    • Perform AutoML – Amazon Forecast provides a set of predefined algorithms. If you don’t know which algorithm to choose, use the PerformAutoML option. This option tells Amazon Forecast to evaluate all algorithms and choose the best algorithm based on your datasets. With this option, model training can take longer, but you don’t need to worry about choosing the right algorithm and parameters. AutoML optimizes the average of the weighted P10, P50 and P90 quantile losses, and returns the algorithm with the lowest value.

For more information on algorithms, see Choosing an Amazon Forecast Algorithm.

Predictor Evaluation

After you create a predictor, you can evaluate the accuracy of the forecast it generates by running the GetAccuracyMetrics operation.

Evaluation Parameters

The evaluation parameters define how to split a dataset into training and test datasets for backtest window evaluations, as well as the number of backtest iterations to perform. These parameters have default values that can be overridden in the CreatePredictor request.

The evaluation parameters consist of the NumberOfBacktestWindows and theBackTestWindowOffset parameters.

NumberOfBacktestWindows specifies the number of times to split the input data. The range is 1 through 5.

BackTestWindowOffset defines the point from the end of the dataset where the data is split for model training and testing (evaluation). The value is specified as the number of data points. BackTestWindowOffset must be greater than or equal to the forecast horizon and less than half of the TARGET_TIME_SERIES dataset length. This parameter can be used to mimic a past virtual forecast start date.

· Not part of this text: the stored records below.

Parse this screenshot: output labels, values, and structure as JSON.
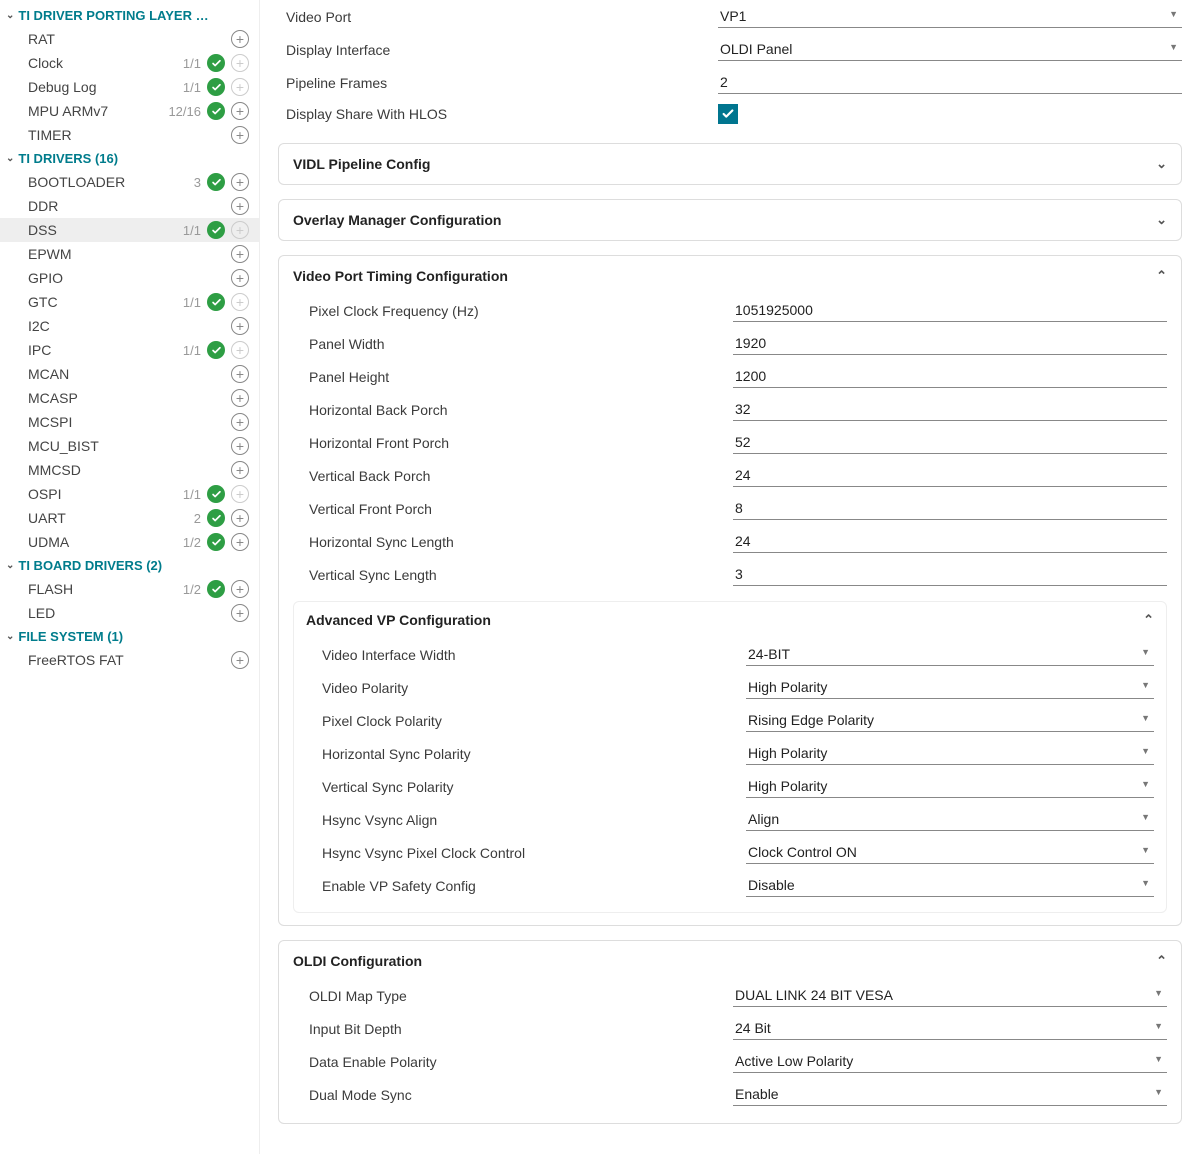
{
  "sidebar": {
    "groups": [
      {
        "title": "TI DRIVER PORTING LAYER …",
        "items": [
          {
            "label": "RAT"
          },
          {
            "label": "Clock",
            "count": "1/1",
            "check": true,
            "dim": true
          },
          {
            "label": "Debug Log",
            "count": "1/1",
            "check": true,
            "dim": true
          },
          {
            "label": "MPU ARMv7",
            "count": "12/16",
            "check": true
          },
          {
            "label": "TIMER"
          }
        ]
      },
      {
        "title": "TI DRIVERS (16)",
        "items": [
          {
            "label": "BOOTLOADER",
            "count": "3",
            "check": true
          },
          {
            "label": "DDR"
          },
          {
            "label": "DSS",
            "count": "1/1",
            "check": true,
            "selected": true,
            "dim": true
          },
          {
            "label": "EPWM"
          },
          {
            "label": "GPIO"
          },
          {
            "label": "GTC",
            "count": "1/1",
            "check": true,
            "dim": true
          },
          {
            "label": "I2C"
          },
          {
            "label": "IPC",
            "count": "1/1",
            "check": true,
            "dim": true
          },
          {
            "label": "MCAN"
          },
          {
            "label": "MCASP"
          },
          {
            "label": "MCSPI"
          },
          {
            "label": "MCU_BIST"
          },
          {
            "label": "MMCSD"
          },
          {
            "label": "OSPI",
            "count": "1/1",
            "check": true,
            "dim": true
          },
          {
            "label": "UART",
            "count": "2",
            "check": true
          },
          {
            "label": "UDMA",
            "count": "1/2",
            "check": true
          }
        ]
      },
      {
        "title": "TI BOARD DRIVERS (2)",
        "items": [
          {
            "label": "FLASH",
            "count": "1/2",
            "check": true
          },
          {
            "label": "LED"
          }
        ]
      },
      {
        "title": "FILE SYSTEM (1)",
        "items": [
          {
            "label": "FreeRTOS FAT"
          }
        ]
      }
    ]
  },
  "main": {
    "top": [
      {
        "label": "Video Port",
        "value": "VP1",
        "type": "select"
      },
      {
        "label": "Display Interface",
        "value": "OLDI Panel",
        "type": "select"
      },
      {
        "label": "Pipeline Frames",
        "value": "2",
        "type": "text"
      },
      {
        "label": "Display Share With HLOS",
        "value": "",
        "type": "checkbox"
      }
    ],
    "panels": {
      "vidl": {
        "title": "VIDL Pipeline Config",
        "collapsed": true
      },
      "overlay": {
        "title": "Overlay Manager Configuration",
        "collapsed": true
      },
      "vptiming": {
        "title": "Video Port Timing Configuration",
        "fields": [
          {
            "label": "Pixel Clock Frequency (Hz)",
            "value": "1051925000"
          },
          {
            "label": "Panel Width",
            "value": "1920"
          },
          {
            "label": "Panel Height",
            "value": "1200"
          },
          {
            "label": "Horizontal Back Porch",
            "value": "32"
          },
          {
            "label": "Horizontal Front Porch",
            "value": "52"
          },
          {
            "label": "Vertical Back Porch",
            "value": "24"
          },
          {
            "label": "Vertical Front Porch",
            "value": "8"
          },
          {
            "label": "Horizontal Sync Length",
            "value": "24"
          },
          {
            "label": "Vertical Sync Length",
            "value": "3"
          }
        ],
        "advanced": {
          "title": "Advanced VP Configuration",
          "fields": [
            {
              "label": "Video Interface Width",
              "value": "24-BIT"
            },
            {
              "label": "Video Polarity",
              "value": "High Polarity"
            },
            {
              "label": "Pixel Clock Polarity",
              "value": "Rising Edge Polarity"
            },
            {
              "label": "Horizontal Sync Polarity",
              "value": "High Polarity"
            },
            {
              "label": "Vertical Sync Polarity",
              "value": "High Polarity"
            },
            {
              "label": "Hsync Vsync Align",
              "value": "Align"
            },
            {
              "label": "Hsync Vsync Pixel Clock Control",
              "value": "Clock Control ON"
            },
            {
              "label": "Enable VP Safety Config",
              "value": "Disable"
            }
          ]
        }
      },
      "oldi": {
        "title": "OLDI Configuration",
        "fields": [
          {
            "label": "OLDI Map Type",
            "value": "DUAL LINK 24 BIT VESA"
          },
          {
            "label": "Input Bit Depth",
            "value": "24 Bit"
          },
          {
            "label": "Data Enable Polarity",
            "value": "Active Low Polarity"
          },
          {
            "label": "Dual Mode Sync",
            "value": "Enable"
          }
        ]
      }
    }
  }
}
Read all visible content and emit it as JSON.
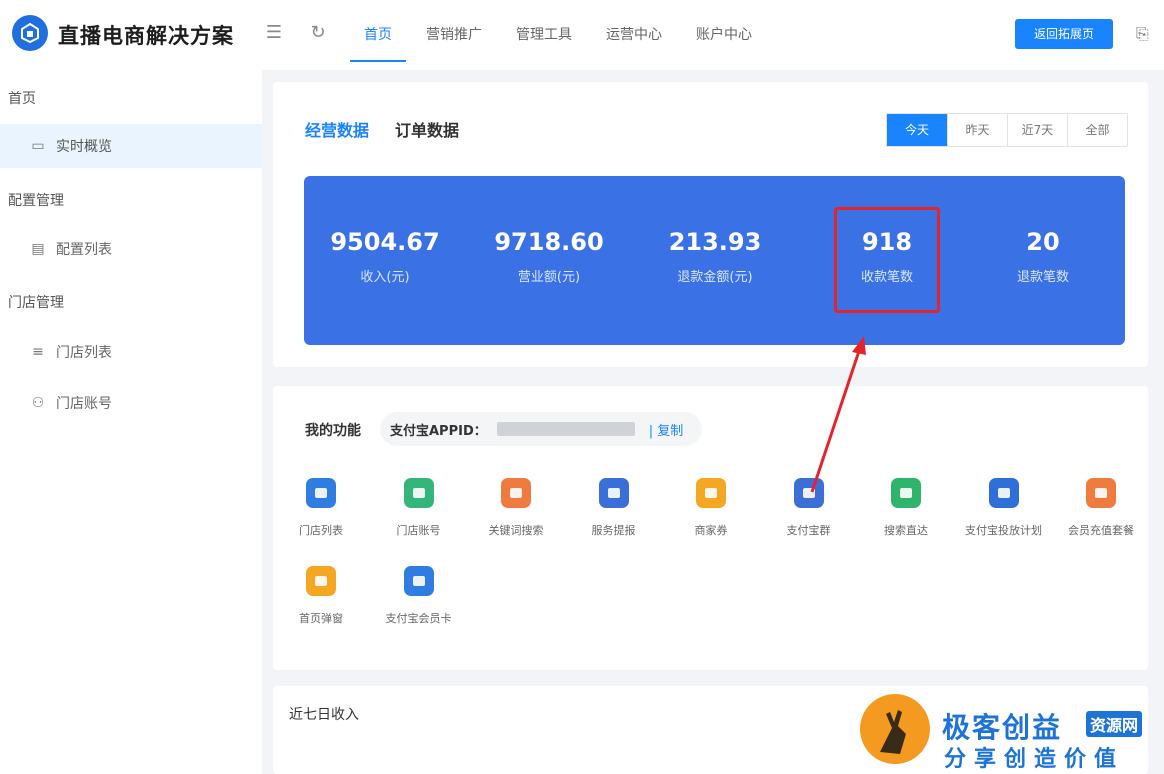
{
  "header": {
    "brand": "直播电商解决方案",
    "nav": [
      "首页",
      "营销推广",
      "管理工具",
      "运营中心",
      "账户中心"
    ],
    "active_nav": "首页",
    "return_button": "返回拓展页"
  },
  "sidebar": {
    "groups": [
      {
        "title": "首页",
        "items": [
          {
            "label": "实时概览",
            "icon": "monitor-icon",
            "active": true
          }
        ]
      },
      {
        "title": "配置管理",
        "items": [
          {
            "label": "配置列表",
            "icon": "document-icon"
          }
        ]
      },
      {
        "title": "门店管理",
        "items": [
          {
            "label": "门店列表",
            "icon": "list-icon"
          },
          {
            "label": "门店账号",
            "icon": "user-icon"
          }
        ]
      }
    ]
  },
  "overview": {
    "tabs": [
      "经营数据",
      "订单数据"
    ],
    "range_options": [
      "今天",
      "昨天",
      "近7天",
      "全部"
    ],
    "active_range": "今天",
    "stats": [
      {
        "value": "9504.67",
        "label": "收入(元)"
      },
      {
        "value": "9718.60",
        "label": "营业额(元)"
      },
      {
        "value": "213.93",
        "label": "退款金额(元)"
      },
      {
        "value": "918",
        "label": "收款笔数"
      },
      {
        "value": "20",
        "label": "退款笔数"
      }
    ]
  },
  "functions": {
    "title": "我的功能",
    "appid_label": "支付宝APPID：",
    "copy_label": "| 复制",
    "items": [
      {
        "label": "门店列表",
        "color": "#2f7de1",
        "icon": "store-icon"
      },
      {
        "label": "门店账号",
        "color": "#34b57a",
        "icon": "store-account-icon"
      },
      {
        "label": "关键词搜索",
        "color": "#f07b3f",
        "icon": "keyword-search-icon"
      },
      {
        "label": "服务提报",
        "color": "#3a6fd8",
        "icon": "service-report-icon"
      },
      {
        "label": "商家券",
        "color": "#f5a623",
        "icon": "coupon-icon"
      },
      {
        "label": "支付宝群",
        "color": "#3b6fd6",
        "icon": "group-icon"
      },
      {
        "label": "搜索直达",
        "color": "#2fb56b",
        "icon": "search-direct-icon"
      },
      {
        "label": "支付宝投放计划",
        "color": "#2f6fd8",
        "icon": "ad-icon"
      },
      {
        "label": "会员充值套餐",
        "color": "#f07b3f",
        "icon": "member-package-icon"
      },
      {
        "label": "首页弹窗",
        "color": "#f5a623",
        "icon": "popup-icon"
      },
      {
        "label": "支付宝会员卡",
        "color": "#2f7de1",
        "icon": "member-card-icon"
      }
    ]
  },
  "chart": {
    "title": "近七日收入"
  },
  "watermark": {
    "title": "极客创益",
    "tag": "资源网",
    "subtitle": "分享创造价值"
  }
}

For more information, see Predictor Metrics.


After creating an Amazon Forecast predictor, you call the CreateForecast operation to create a forecast. During forecast creation, Amazon Forecast trains a model on the entire dataset before hosting the model and doing inference. This operation creates a forecast for every item (item_id) in the dataset group that was used to train the predictor. After a forecast is created, you can query the forecast or export it to your Amazon Simple Storage Service (Amazon S3) bucket.

By default, the forecast frequency is the data collection frequency that you specified when you created the dataset with the CreateDataset operation. You can optionally specify an interval that is greater, but not lesser, than the specified frequency for the dataset. Then, the operation aggregates the forecast data and returns the results. For example, suppose that your data collection frequency was every day. You can then get a daily or monthly forecast, but not an hourly forecast.

You query a forecast using the QueryForecast operation. By default, the complete range of the forecast is returned. You can request a specific date range within the complete forecast.

When you query a forecast you must specify filtering criteria. A filter is a key-value pair. The key is one of the schema attribute names (including forecast dimensions) from one of the datasets used to create the forecast. The value is a valid values for the specified key. You can specify multiple key-value pairs. The returned forecast will only contain items that satisfy all the criteria.

To export the forecast, you can call the CreateForecastExportJob operation. This operation copies the forecast to your Amazon S3 bucket as a CSV file. Optionally, you can specify an AWS Key Management Service key to encrypt the data before it is written to the bucket.


Be sure to check out our AWS Forecast community